A few years ago, a group called Team Xecuter began releasing mod kits for the Nintendo Switch. That’s nothing new — cracking game consoles to run homebrew software has been common for ages. However, most people modding their consoles do so to play pirated ROMs, and Team Xecuter made the mistake of leaning into the piracy angle in private while publicly promoting homebrew development. With the feds in possession of some damning emails, one member of Team Xecuter has pleaded guilty to criminal copyright infringement and will pay Nintendo $4.5 million in damages, according to documents reviewed by TorrentFreak.
Team Xecuter started its Switch project with a USB dongle that could load the custom SX OS on the device, but that only worked on early units with a flawed Tegra chip.
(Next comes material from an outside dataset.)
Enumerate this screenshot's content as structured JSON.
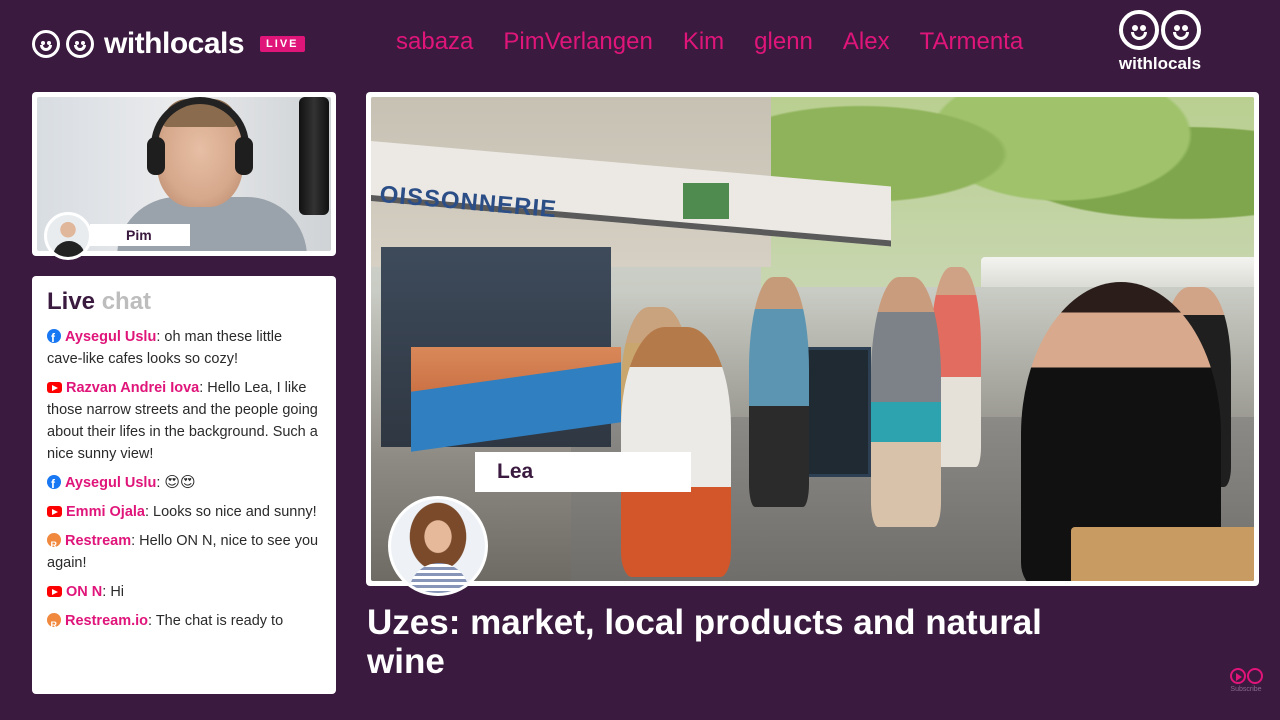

Newer hardware required a mod chip that you would install inside the console. Nintendo sued to stop the sale of these devices, but that is separate from the criminal investigation that ensnared Gary Bowser, known online as GaryOPA. The 51-year-old was arrested last year, along with French national Max Louarn, who is still awaiting extradition to the US. A Chinese national named Yuanning Chen is also sought but is most likely beyond the reach of authorities.
Bowser, who shares a fitting last name with Nintendo of America president Doug Bowser, has pleaded guilty to two of the original 11 charges; conspiracy to traffic in circumvention devices, and actually trafficking in them. Key to the government’s case was email correspondence in which Bowser admitted he was spending time developing “underground” stuff for SX OS that would make popular pirated ROM repositories easier to use. He also explored hosting ROMs on a secure server to further streamline the process. This undercut Team Xecuter’s public claim that it was merely providing tools for running homebrew software.
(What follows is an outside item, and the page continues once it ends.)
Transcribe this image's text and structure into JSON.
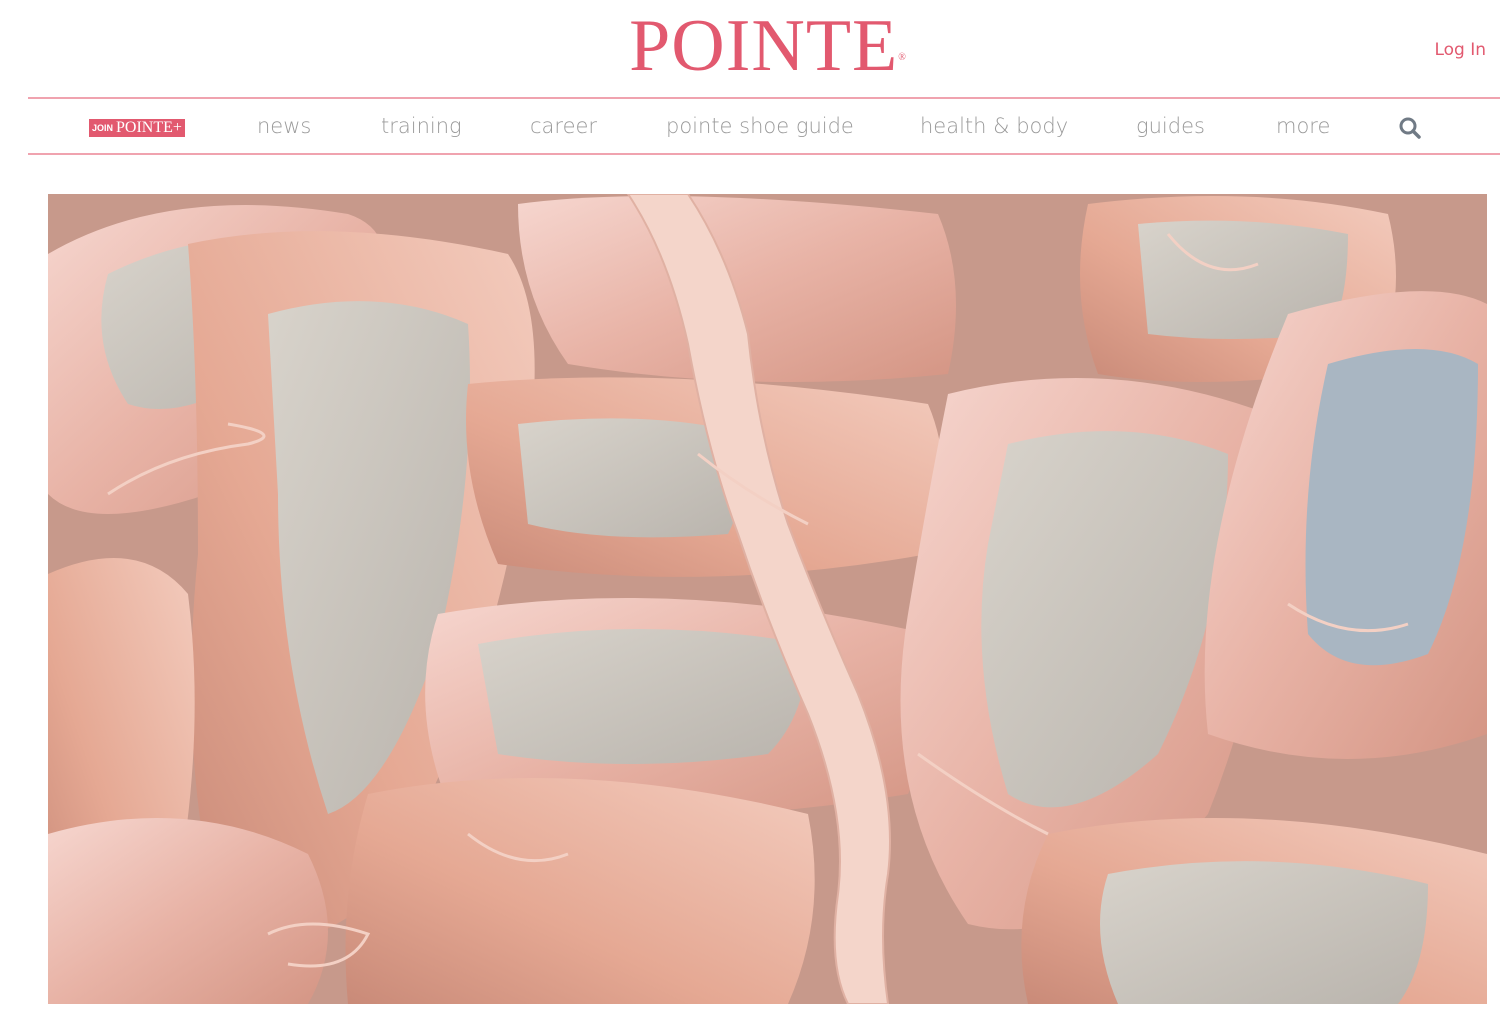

Nintendo claims it lost between $65 and $150 million due to the Xecuter scheme, but that’s impossible to know. Some people probably did only want the SX kits to run their own custom software or backed-up content, but SX OS still circumvented copy protection systems. Like it or not, the law is pretty clear on this sort of endeavor.
While Bowser says he only made about $320,000 for his part in Team Xecuter, he’s agreed to pay Nintendo $4.5 million in damages. Bowser could also get slapped with another $750,000 in criminal fines at sentencing. The court could also impose up to five years in prison for each of the two guilty pleas. Bowser hasn’t been officially promised leniency, according to sentencing documents.